WORKING DATA —

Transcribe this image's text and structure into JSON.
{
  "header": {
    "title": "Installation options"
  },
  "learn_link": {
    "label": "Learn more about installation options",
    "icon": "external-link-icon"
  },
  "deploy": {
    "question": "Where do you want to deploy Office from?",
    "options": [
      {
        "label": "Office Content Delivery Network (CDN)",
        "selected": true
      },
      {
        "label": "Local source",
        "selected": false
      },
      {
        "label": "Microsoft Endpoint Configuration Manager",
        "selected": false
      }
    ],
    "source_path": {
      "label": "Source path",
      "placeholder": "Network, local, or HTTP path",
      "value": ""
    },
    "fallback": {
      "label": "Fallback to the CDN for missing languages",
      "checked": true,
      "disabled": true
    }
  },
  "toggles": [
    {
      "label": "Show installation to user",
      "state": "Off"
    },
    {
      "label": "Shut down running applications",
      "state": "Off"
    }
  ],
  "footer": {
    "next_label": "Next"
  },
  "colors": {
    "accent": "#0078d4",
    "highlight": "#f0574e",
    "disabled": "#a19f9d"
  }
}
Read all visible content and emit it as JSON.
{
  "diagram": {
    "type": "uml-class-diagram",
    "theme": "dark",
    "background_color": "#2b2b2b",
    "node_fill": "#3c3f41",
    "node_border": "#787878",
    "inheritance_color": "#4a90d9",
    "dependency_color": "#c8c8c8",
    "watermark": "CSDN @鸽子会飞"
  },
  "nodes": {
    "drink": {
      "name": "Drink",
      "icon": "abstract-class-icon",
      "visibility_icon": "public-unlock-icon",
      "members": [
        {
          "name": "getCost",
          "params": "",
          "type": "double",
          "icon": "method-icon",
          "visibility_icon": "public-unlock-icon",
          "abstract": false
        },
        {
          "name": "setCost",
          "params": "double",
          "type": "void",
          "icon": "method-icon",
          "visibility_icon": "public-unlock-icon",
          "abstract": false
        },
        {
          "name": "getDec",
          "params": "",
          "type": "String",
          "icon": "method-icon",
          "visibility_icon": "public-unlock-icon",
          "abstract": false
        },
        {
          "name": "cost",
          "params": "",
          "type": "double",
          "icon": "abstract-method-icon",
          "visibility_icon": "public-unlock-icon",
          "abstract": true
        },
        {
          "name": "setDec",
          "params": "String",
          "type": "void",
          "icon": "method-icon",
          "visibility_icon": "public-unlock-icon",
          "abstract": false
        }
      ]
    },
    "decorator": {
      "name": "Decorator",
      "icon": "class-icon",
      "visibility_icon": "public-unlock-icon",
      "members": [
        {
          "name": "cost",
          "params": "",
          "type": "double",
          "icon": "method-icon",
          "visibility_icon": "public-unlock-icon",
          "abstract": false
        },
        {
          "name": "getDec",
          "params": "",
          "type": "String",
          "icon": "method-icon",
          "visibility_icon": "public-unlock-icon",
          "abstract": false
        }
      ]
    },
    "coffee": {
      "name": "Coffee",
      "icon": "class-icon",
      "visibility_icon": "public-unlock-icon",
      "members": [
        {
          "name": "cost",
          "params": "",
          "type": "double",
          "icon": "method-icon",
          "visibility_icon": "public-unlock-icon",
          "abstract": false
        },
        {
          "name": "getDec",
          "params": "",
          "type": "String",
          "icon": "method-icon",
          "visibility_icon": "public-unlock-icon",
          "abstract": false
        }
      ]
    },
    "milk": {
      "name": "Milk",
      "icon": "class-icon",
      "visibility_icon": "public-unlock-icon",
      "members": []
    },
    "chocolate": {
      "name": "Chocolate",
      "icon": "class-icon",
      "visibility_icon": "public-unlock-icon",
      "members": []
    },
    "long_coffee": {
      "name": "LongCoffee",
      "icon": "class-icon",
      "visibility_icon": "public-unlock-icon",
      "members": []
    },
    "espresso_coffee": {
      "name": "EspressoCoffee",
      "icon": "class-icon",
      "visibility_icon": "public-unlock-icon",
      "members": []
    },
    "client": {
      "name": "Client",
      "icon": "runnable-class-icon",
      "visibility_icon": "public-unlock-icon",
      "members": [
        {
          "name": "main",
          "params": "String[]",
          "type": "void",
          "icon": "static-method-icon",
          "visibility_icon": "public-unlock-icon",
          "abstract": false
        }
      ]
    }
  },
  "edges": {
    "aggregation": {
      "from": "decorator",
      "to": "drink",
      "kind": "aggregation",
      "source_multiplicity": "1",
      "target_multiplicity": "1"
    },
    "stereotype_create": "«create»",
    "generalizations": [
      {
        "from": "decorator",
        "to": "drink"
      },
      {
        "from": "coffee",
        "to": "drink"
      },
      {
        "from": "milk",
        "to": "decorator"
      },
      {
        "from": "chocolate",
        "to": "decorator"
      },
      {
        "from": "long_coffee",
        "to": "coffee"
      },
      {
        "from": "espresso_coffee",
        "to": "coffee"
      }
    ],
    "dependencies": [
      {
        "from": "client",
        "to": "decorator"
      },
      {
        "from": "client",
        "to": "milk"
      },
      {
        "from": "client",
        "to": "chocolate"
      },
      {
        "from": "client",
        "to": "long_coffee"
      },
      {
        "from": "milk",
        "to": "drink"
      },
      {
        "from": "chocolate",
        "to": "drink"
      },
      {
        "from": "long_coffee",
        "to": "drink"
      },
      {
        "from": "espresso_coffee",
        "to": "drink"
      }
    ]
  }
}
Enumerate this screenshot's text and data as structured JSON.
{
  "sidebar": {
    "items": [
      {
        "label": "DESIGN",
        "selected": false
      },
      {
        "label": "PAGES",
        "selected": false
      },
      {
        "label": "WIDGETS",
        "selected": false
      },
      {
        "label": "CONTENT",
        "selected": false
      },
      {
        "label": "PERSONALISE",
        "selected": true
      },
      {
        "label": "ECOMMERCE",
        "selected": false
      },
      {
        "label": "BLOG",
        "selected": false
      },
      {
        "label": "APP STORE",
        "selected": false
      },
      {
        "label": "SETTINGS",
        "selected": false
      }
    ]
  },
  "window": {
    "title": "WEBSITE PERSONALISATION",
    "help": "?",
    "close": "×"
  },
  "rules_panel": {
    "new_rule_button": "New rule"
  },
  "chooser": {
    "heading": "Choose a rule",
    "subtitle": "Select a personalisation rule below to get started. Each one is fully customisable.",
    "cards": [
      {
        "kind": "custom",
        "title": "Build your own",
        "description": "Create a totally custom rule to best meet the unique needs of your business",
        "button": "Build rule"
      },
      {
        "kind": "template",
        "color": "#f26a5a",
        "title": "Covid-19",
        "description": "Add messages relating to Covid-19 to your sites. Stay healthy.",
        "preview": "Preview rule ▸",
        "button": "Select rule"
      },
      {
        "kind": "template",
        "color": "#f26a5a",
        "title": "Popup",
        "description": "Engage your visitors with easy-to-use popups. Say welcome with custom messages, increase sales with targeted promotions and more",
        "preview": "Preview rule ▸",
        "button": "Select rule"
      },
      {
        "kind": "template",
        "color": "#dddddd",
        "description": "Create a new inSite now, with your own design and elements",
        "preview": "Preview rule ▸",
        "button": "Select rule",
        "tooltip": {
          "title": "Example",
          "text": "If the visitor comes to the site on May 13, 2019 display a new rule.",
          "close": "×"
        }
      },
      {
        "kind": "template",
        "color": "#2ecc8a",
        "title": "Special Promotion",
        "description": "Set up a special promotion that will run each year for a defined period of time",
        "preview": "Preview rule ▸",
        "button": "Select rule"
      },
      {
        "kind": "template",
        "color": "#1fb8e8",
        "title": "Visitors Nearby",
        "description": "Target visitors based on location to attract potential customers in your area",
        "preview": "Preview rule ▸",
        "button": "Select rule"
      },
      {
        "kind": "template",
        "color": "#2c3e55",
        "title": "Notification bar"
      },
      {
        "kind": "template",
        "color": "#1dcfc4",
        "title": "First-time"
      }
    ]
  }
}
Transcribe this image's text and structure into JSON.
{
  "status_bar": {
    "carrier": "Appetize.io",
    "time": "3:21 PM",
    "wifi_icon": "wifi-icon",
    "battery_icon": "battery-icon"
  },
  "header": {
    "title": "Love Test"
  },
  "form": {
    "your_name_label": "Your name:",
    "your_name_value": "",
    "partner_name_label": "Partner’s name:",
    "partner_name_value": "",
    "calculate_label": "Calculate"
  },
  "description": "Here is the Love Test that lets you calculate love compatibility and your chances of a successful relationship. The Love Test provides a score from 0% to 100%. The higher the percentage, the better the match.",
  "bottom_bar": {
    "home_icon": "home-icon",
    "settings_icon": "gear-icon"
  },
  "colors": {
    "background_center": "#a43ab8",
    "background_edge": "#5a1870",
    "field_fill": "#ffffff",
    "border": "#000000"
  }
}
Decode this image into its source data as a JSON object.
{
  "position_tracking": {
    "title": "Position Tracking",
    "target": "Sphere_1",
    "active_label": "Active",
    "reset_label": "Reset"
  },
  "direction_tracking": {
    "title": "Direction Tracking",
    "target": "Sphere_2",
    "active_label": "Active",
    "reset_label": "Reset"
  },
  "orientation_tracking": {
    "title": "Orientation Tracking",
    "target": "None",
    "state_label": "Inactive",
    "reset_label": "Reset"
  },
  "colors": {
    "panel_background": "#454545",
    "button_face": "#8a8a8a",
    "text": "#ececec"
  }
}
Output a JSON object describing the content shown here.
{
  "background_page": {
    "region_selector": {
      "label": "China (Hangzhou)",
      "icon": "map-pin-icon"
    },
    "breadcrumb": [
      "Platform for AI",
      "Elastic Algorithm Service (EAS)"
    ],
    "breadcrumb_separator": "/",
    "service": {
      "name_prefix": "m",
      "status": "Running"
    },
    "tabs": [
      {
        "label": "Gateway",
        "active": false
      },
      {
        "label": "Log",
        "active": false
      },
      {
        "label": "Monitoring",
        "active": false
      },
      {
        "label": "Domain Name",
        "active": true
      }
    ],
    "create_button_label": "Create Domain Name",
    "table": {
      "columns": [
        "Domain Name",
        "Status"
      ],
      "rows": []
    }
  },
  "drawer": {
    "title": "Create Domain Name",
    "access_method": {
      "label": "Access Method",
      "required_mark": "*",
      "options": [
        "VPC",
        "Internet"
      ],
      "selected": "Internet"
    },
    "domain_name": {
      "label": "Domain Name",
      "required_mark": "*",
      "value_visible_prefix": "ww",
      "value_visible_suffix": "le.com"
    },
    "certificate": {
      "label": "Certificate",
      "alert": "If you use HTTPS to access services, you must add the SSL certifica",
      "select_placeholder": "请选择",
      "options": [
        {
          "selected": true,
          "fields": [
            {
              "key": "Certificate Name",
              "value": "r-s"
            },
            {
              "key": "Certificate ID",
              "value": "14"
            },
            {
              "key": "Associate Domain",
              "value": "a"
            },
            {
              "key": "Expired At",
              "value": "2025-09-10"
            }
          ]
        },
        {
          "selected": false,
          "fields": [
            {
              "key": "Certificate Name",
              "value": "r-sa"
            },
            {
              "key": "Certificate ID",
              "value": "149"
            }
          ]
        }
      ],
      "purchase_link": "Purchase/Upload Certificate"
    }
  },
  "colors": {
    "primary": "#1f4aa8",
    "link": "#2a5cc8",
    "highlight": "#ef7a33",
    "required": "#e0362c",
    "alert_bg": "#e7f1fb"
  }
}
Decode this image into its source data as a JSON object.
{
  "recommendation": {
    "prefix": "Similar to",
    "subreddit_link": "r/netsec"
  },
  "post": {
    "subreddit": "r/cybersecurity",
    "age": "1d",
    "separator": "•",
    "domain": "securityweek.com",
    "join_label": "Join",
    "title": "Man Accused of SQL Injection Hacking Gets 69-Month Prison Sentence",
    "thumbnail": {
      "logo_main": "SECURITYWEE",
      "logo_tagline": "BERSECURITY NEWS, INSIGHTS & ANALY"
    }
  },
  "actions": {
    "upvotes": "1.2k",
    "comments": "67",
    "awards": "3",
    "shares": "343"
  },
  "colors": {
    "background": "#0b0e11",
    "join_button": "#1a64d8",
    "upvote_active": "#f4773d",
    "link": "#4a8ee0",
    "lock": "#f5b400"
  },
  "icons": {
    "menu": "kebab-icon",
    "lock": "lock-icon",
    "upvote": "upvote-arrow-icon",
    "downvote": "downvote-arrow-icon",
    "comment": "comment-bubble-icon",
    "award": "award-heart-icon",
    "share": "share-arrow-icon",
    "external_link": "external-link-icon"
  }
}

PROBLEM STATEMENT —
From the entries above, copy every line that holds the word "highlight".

TASK RESULT —
    "highlight": "#f0574e",
    "highlight": "#ef7a33",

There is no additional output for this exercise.